YOUR GOAL
With no edits of any kind, print each record that follows.
━━━━━ DATASET RECORDS
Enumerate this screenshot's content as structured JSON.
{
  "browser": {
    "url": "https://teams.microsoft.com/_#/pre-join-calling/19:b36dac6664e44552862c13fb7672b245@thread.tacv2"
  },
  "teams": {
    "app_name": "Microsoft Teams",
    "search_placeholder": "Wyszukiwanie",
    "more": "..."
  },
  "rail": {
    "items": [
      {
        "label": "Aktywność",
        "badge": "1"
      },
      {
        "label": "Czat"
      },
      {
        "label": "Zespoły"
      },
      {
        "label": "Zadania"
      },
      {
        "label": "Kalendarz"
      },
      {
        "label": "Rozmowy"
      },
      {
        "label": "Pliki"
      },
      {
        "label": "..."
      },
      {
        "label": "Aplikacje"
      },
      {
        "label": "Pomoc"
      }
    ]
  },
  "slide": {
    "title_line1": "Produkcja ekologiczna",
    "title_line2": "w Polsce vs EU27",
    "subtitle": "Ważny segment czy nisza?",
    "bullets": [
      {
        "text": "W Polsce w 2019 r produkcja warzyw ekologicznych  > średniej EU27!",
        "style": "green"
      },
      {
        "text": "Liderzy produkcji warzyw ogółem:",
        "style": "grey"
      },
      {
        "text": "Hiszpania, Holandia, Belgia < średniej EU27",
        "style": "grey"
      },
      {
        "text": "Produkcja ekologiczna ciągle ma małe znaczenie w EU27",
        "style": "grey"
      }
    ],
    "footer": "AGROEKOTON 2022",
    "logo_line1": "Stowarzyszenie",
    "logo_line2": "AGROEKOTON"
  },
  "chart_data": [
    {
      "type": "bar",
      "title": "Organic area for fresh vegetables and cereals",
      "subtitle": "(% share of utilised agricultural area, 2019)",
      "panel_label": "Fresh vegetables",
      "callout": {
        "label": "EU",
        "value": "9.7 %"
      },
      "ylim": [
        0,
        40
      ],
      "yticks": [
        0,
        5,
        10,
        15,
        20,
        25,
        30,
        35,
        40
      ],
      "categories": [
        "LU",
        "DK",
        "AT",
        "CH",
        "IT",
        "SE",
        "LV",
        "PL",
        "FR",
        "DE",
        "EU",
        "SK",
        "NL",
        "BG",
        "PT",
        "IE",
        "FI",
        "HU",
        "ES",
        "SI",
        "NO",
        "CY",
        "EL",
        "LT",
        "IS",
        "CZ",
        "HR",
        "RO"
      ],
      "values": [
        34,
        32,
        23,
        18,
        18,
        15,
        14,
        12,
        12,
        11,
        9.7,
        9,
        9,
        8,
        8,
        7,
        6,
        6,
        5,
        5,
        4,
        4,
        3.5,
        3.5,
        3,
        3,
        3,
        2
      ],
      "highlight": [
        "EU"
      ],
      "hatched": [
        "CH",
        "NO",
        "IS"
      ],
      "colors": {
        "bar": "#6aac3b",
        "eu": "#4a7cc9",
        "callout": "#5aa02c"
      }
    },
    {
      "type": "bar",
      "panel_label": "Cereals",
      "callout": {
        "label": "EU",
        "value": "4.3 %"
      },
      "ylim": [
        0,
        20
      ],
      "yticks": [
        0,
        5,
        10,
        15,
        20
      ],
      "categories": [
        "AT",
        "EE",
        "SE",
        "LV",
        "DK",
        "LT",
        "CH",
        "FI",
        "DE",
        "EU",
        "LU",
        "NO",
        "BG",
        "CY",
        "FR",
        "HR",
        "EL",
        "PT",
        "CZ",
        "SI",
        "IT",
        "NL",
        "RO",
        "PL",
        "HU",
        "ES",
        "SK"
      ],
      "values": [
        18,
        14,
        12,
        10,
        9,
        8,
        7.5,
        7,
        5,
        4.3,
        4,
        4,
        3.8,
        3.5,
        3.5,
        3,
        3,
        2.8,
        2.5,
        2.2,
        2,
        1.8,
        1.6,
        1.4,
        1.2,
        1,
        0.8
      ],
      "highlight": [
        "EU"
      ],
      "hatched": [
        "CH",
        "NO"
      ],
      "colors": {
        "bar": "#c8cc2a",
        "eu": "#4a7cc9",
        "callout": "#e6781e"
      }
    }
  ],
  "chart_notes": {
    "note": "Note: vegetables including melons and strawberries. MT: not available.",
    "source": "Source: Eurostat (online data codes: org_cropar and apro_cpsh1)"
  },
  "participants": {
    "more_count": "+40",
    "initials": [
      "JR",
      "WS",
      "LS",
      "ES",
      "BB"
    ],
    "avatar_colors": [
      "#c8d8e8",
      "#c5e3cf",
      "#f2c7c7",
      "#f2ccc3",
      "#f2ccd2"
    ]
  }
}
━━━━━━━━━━
ANSWER SECTION
Enumerate this screenshot's content as structured JSON.
{
  "browser": {
    "url": "https://teams.microsoft.com/_#/pre-join-calling/19:b36dac6664e44552862c13fb7672b245@thread.tacv2"
  },
  "teams": {
    "app_name": "Microsoft Teams",
    "search_placeholder": "Wyszukiwanie",
    "more": "..."
  },
  "rail": {
    "items": [
      {
        "label": "Aktywność",
        "badge": "1"
      },
      {
        "label": "Czat"
      },
      {
        "label": "Zespoły"
      },
      {
        "label": "Zadania"
      },
      {
        "label": "Kalendarz"
      },
      {
        "label": "Rozmowy"
      },
      {
        "label": "Pliki"
      },
      {
        "label": "..."
      },
      {
        "label": "Aplikacje"
      },
      {
        "label": "Pomoc"
      }
    ]
  },
  "slide": {
    "title_line1": "Produkcja ekologiczna",
    "title_line2": "w Polsce vs EU27",
    "subtitle": "Ważny segment czy nisza?",
    "bullets": [
      {
        "text": "W Polsce w 2019 r produkcja warzyw ekologicznych  > średniej EU27!",
        "style": "green"
      },
      {
        "text": "Liderzy produkcji warzyw ogółem:",
        "style": "grey"
      },
      {
        "text": "Hiszpania, Holandia, Belgia < średniej EU27",
        "style": "grey"
      },
      {
        "text": "Produkcja ekologiczna ciągle ma małe znaczenie w EU27",
        "style": "grey"
      }
    ],
    "footer": "AGROEKOTON 2022",
    "logo_line1": "Stowarzyszenie",
    "logo_line2": "AGROEKOTON"
  },
  "chart_data": [
    {
      "type": "bar",
      "title": "Organic area for fresh vegetables and cereals",
      "subtitle": "(% share of utilised agricultural area, 2019)",
      "panel_label": "Fresh vegetables",
      "callout": {
        "label": "EU",
        "value": "9.7 %"
      },
      "ylim": [
        0,
        40
      ],
      "yticks": [
        0,
        5,
        10,
        15,
        20,
        25,
        30,
        35,
        40
      ],
      "categories": [
        "LU",
        "DK",
        "AT",
        "CH",
        "IT",
        "SE",
        "LV",
        "PL",
        "FR",
        "DE",
        "EU",
        "SK",
        "NL",
        "BG",
        "PT",
        "IE",
        "FI",
        "HU",
        "ES",
        "SI",
        "NO",
        "CY",
        "EL",
        "LT",
        "IS",
        "CZ",
        "HR",
        "RO"
      ],
      "values": [
        34,
        32,
        23,
        18,
        18,
        15,
        14,
        12,
        12,
        11,
        9.7,
        9,
        9,
        8,
        8,
        7,
        6,
        6,
        5,
        5,
        4,
        4,
        3.5,
        3.5,
        3,
        3,
        3,
        2
      ],
      "highlight": [
        "EU"
      ],
      "hatched": [
        "CH",
        "NO",
        "IS"
      ],
      "colors": {
        "bar": "#6aac3b",
        "eu": "#4a7cc9",
        "callout": "#5aa02c"
      }
    },
    {
      "type": "bar",
      "panel_label": "Cereals",
      "callout": {
        "label": "EU",
        "value": "4.3 %"
      },
      "ylim": [
        0,
        20
      ],
      "yticks": [
        0,
        5,
        10,
        15,
        20
      ],
      "categories": [
        "AT",
        "EE",
        "SE",
        "LV",
        "DK",
        "LT",
        "CH",
        "FI",
        "DE",
        "EU",
        "LU",
        "NO",
        "BG",
        "CY",
        "FR",
        "HR",
        "EL",
        "PT",
        "CZ",
        "SI",
        "IT",
        "NL",
        "RO",
        "PL",
        "HU",
        "ES",
        "SK"
      ],
      "values": [
        18,
        14,
        12,
        10,
        9,
        8,
        7.5,
        7,
        5,
        4.3,
        4,
        4,
        3.8,
        3.5,
        3.5,
        3,
        3,
        2.8,
        2.5,
        2.2,
        2,
        1.8,
        1.6,
        1.4,
        1.2,
        1,
        0.8
      ],
      "highlight": [
        "EU"
      ],
      "hatched": [
        "CH",
        "NO"
      ],
      "colors": {
        "bar": "#c8cc2a",
        "eu": "#4a7cc9",
        "callout": "#e6781e"
      }
    }
  ],
  "chart_notes": {
    "note": "Note: vegetables including melons and strawberries. MT: not available.",
    "source": "Source: Eurostat (online data codes: org_cropar and apro_cpsh1)"
  },
  "participants": {
    "more_count": "+40",
    "initials": [
      "JR",
      "WS",
      "LS",
      "ES",
      "BB"
    ],
    "avatar_colors": [
      "#c8d8e8",
      "#c5e3cf",
      "#f2c7c7",
      "#f2ccc3",
      "#f2ccd2"
    ]
  }
}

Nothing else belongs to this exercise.